A plane with 102 people aboard breaks in midflight. The pilot, Whip Whitaker (Denzel Washington) makes an incredible landing of the broken plane and only four people are killed. However, the hero pilot comes under investigation because of the alcohol in his bloodstream at the time of the crash. Although many simulations of the flight by qualified pilots ended in complete destruction and Whitaker’s ace performance could not be denied, his intoxication while piloting cannot be ignored.
Other than the exciting, spectacular plane action, “Flight” is a sad commentary on the sordidness of alcoholism and addiction. John Goodman plays his dealer/hippie healer, Harling Mays, who arrives at the hospital with some cocaine and better medication than what the drips are providing. However, Whitaker is in no mood to deal with the exuberant Mays and his cures. He has just learned that his current girlfriend/flight attendant was one of the four killed.

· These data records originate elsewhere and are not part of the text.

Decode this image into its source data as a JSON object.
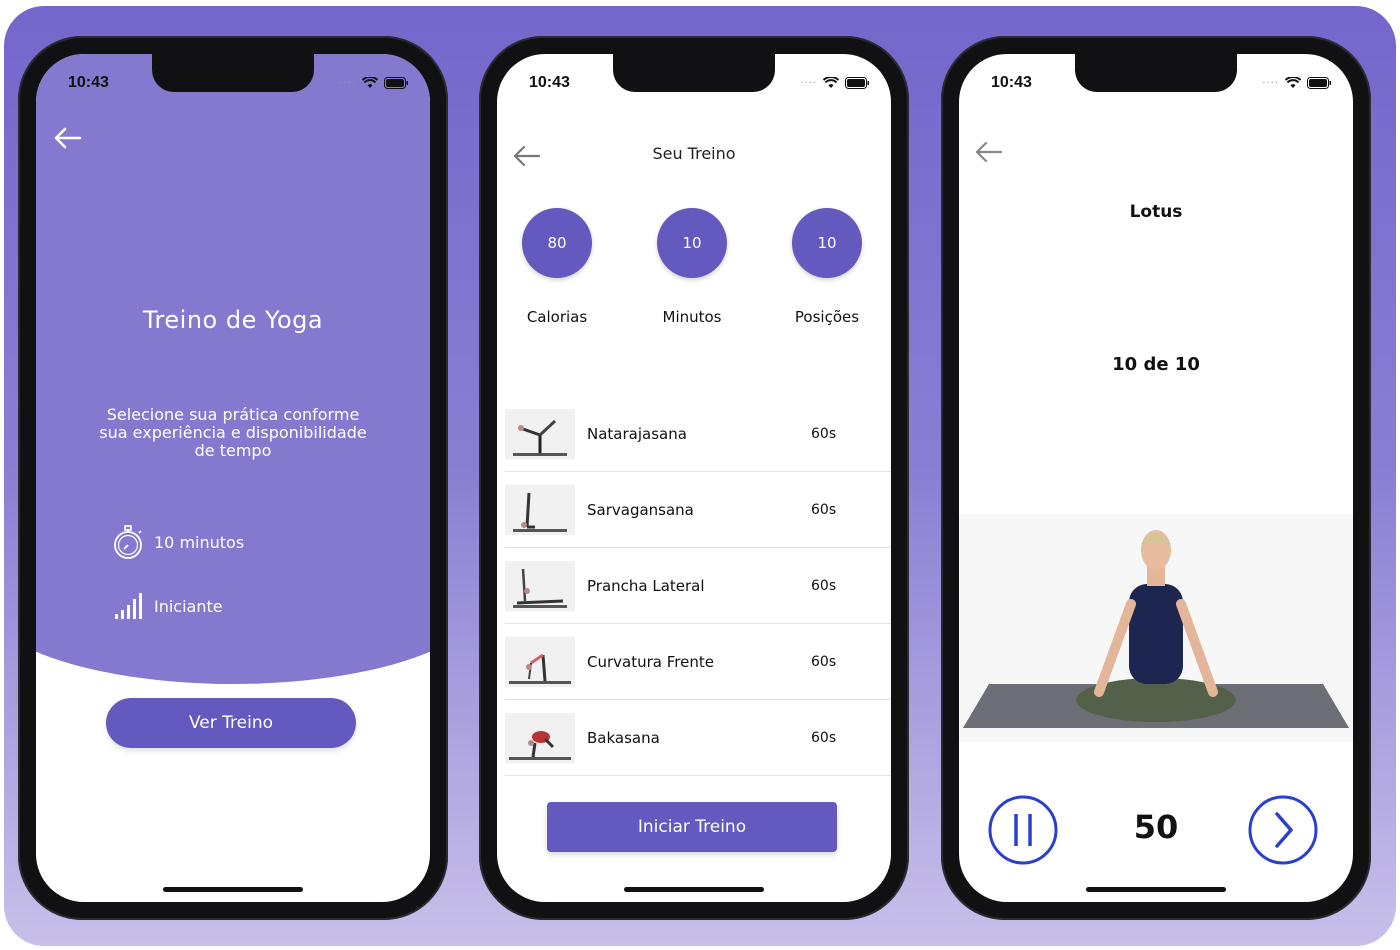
{
  "status": {
    "time": "10:43"
  },
  "screen1": {
    "title": "Treino de Yoga",
    "description_lines": [
      "Selecione sua prática conforme",
      "sua experiência e disponibilidade",
      "de tempo"
    ],
    "duration": "10 minutos",
    "level": "Iniciante",
    "button": "Ver Treino"
  },
  "screen2": {
    "header": "Seu Treino",
    "stats": [
      {
        "value": "80",
        "label": "Calorias"
      },
      {
        "value": "10",
        "label": "Minutos"
      },
      {
        "value": "10",
        "label": "Posições"
      }
    ],
    "exercises": [
      {
        "name": "Natarajasana",
        "duration": "60s"
      },
      {
        "name": "Sarvagansana",
        "duration": "60s"
      },
      {
        "name": "Prancha Lateral",
        "duration": "60s"
      },
      {
        "name": "Curvatura Frente",
        "duration": "60s"
      },
      {
        "name": "Bakasana",
        "duration": "60s"
      }
    ],
    "button": "Iniciar Treino"
  },
  "screen3": {
    "pose": "Lotus",
    "progress": "10 de 10",
    "timer": "50"
  },
  "colors": {
    "primary": "#6459bf",
    "header_bg": "#8479cf",
    "control_blue": "#2a3fd0"
  }
}
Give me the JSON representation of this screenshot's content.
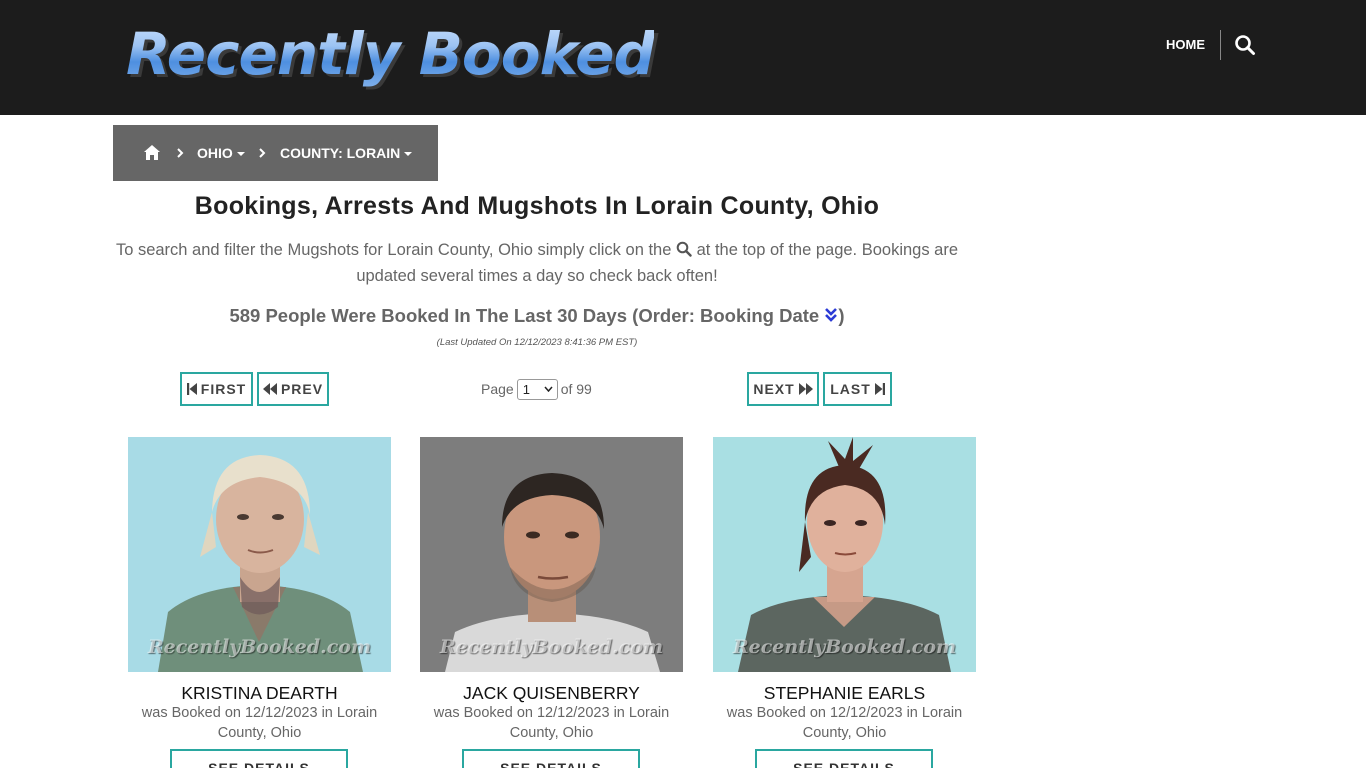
{
  "header": {
    "logo_text": "Recently Booked",
    "nav_home": "HOME"
  },
  "breadcrumb": {
    "state": "OHIO",
    "county": "COUNTY: LORAIN"
  },
  "main": {
    "title": "Bookings, Arrests And Mugshots In Lorain County, Ohio",
    "intro_before": "To search and filter the Mugshots for Lorain County, Ohio simply click on the",
    "intro_after": "at the top of the page. Bookings are updated several times a day so check back often!",
    "count_text": "589 People Were Booked In The Last 30 Days (Order: Booking Date",
    "count_close": ")",
    "last_updated": "(Last Updated On 12/12/2023 8:41:36 PM EST)"
  },
  "pagination": {
    "first": "FIRST",
    "prev": "PREV",
    "next": "NEXT",
    "last": "LAST",
    "page_label": "Page",
    "page_value": "1",
    "of_label": "of 99"
  },
  "watermark": "RecentlyBooked.com",
  "bookings": [
    {
      "name": "KRISTINA DEARTH",
      "booked": "was Booked on 12/12/2023 in Lorain County, Ohio",
      "button": "SEE DETAILS"
    },
    {
      "name": "JACK QUISENBERRY",
      "booked": "was Booked on 12/12/2023 in Lorain County, Ohio",
      "button": "SEE DETAILS"
    },
    {
      "name": "STEPHANIE EARLS",
      "booked": "was Booked on 12/12/2023 in Lorain County, Ohio",
      "button": "SEE DETAILS"
    }
  ],
  "colors": {
    "header_bg": "#1c1c1c",
    "breadcrumb_bg": "#666666",
    "accent_teal": "#2aa7a0",
    "sort_icon_blue": "#2b3bd6"
  },
  "icons": {
    "search": "search-icon",
    "home": "home-icon",
    "sort": "sort-desc-icon"
  }
}
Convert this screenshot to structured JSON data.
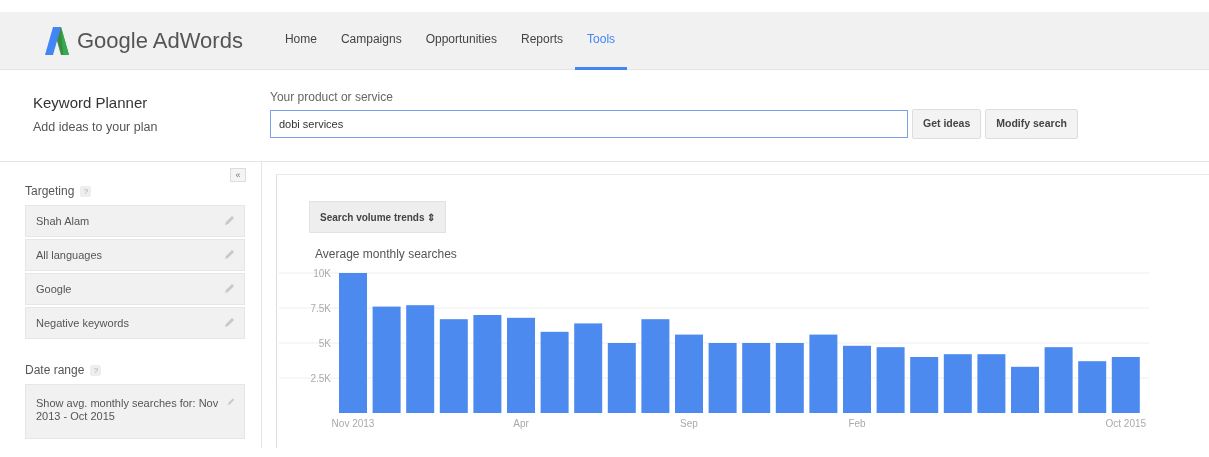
{
  "brand": {
    "name": "Google AdWords"
  },
  "nav": [
    {
      "label": "Home",
      "selected": false
    },
    {
      "label": "Campaigns",
      "selected": false
    },
    {
      "label": "Opportunities",
      "selected": false
    },
    {
      "label": "Reports",
      "selected": false
    },
    {
      "label": "Tools",
      "selected": true
    }
  ],
  "page": {
    "title": "Keyword Planner",
    "subtitle": "Add ideas to your plan"
  },
  "search": {
    "label": "Your product or service",
    "value": "dobi services",
    "buttons": [
      "Get ideas",
      "Modify search"
    ]
  },
  "sidebar": {
    "collapse": "«",
    "sections": [
      {
        "title": "Targeting",
        "help": "?",
        "items": [
          "Shah Alam",
          "All languages",
          "Google",
          "Negative keywords"
        ]
      },
      {
        "title": "Date range",
        "help": "?",
        "items": [
          "Show avg. monthly searches for: Nov 2013 - Oct 2015"
        ]
      }
    ]
  },
  "chart_panel": {
    "selector": "Search volume trends ⇕",
    "chart_data": {
      "type": "bar",
      "title": "Average monthly searches",
      "categories": [
        "Nov 2013",
        null,
        null,
        null,
        null,
        "Apr",
        null,
        null,
        null,
        null,
        "Sep",
        null,
        null,
        null,
        null,
        "Feb",
        null,
        null,
        null,
        null,
        null,
        null,
        null,
        "Oct 2015"
      ],
      "values": [
        10000,
        7600,
        7700,
        6700,
        7000,
        6800,
        5800,
        6400,
        5000,
        6700,
        5600,
        5000,
        5000,
        5000,
        5600,
        4800,
        4700,
        4000,
        4200,
        4200,
        3300,
        4700,
        3700,
        4000
      ],
      "ylim": [
        0,
        10000
      ],
      "grid": true,
      "yticks": [
        {
          "value": 2500,
          "label": "2.5K"
        },
        {
          "value": 5000,
          "label": "5K"
        },
        {
          "value": 7500,
          "label": "7.5K"
        },
        {
          "value": 10000,
          "label": "10K"
        }
      ]
    }
  }
}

While in the hospital recovering from injuries, Whitaker meets a druggie, Nicole (Kelly Reilly), who is trying to pull herself together after an overdose. At first, Whitaker gets rid of all the booze and beer in his father’s farmhouse, where he has gone to escape the media, but that doesn’t last long. Nicole comes to stay with him and attends AA meetings. Whitaker wants none of that. He’s a mess. In order to stay clean, she leaves him.
Mays returns towards the end of the movie to medicate Whitaker out of a drunken stupor minutes before the investigative hearing is to begin.
“Flight” is a well-acted film, but it brought back too many ugly memories for me.
Rating: 3.5 out of 5 stars.